(DESCRIPTION OF THE TASK): Would you copy out each line of the records below that includes the word "value"?

[Entries from a dataset of interfaces]
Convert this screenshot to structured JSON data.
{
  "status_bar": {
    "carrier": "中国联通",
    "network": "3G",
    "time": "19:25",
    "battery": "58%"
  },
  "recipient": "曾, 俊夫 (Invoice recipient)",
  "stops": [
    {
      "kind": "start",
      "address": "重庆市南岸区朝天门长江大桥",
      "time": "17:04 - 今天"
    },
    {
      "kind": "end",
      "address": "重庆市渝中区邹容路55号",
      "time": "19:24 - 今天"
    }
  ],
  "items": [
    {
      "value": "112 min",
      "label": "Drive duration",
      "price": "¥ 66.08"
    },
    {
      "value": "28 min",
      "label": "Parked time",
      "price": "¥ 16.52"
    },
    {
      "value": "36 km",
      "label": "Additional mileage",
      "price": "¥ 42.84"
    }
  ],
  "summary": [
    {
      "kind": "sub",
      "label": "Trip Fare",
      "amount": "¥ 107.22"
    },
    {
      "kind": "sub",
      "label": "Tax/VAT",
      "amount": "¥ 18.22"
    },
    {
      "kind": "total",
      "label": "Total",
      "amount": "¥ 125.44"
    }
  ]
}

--

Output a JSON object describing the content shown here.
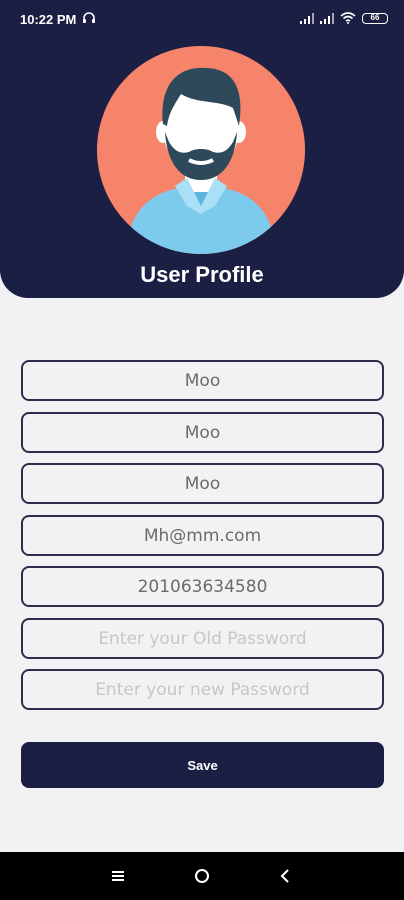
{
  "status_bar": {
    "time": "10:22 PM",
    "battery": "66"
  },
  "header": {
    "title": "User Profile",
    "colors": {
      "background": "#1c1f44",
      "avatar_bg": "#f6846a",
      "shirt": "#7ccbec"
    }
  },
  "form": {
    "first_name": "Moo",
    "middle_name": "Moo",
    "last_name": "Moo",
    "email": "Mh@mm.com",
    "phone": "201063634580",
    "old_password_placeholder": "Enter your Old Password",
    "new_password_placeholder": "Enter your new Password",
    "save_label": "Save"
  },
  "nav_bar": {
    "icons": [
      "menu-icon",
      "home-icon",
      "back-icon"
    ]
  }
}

(SOLUTION FOR THIS EXERCISE):
      "value": "112 min",
      "value": "28 min",
      "value": "36 km",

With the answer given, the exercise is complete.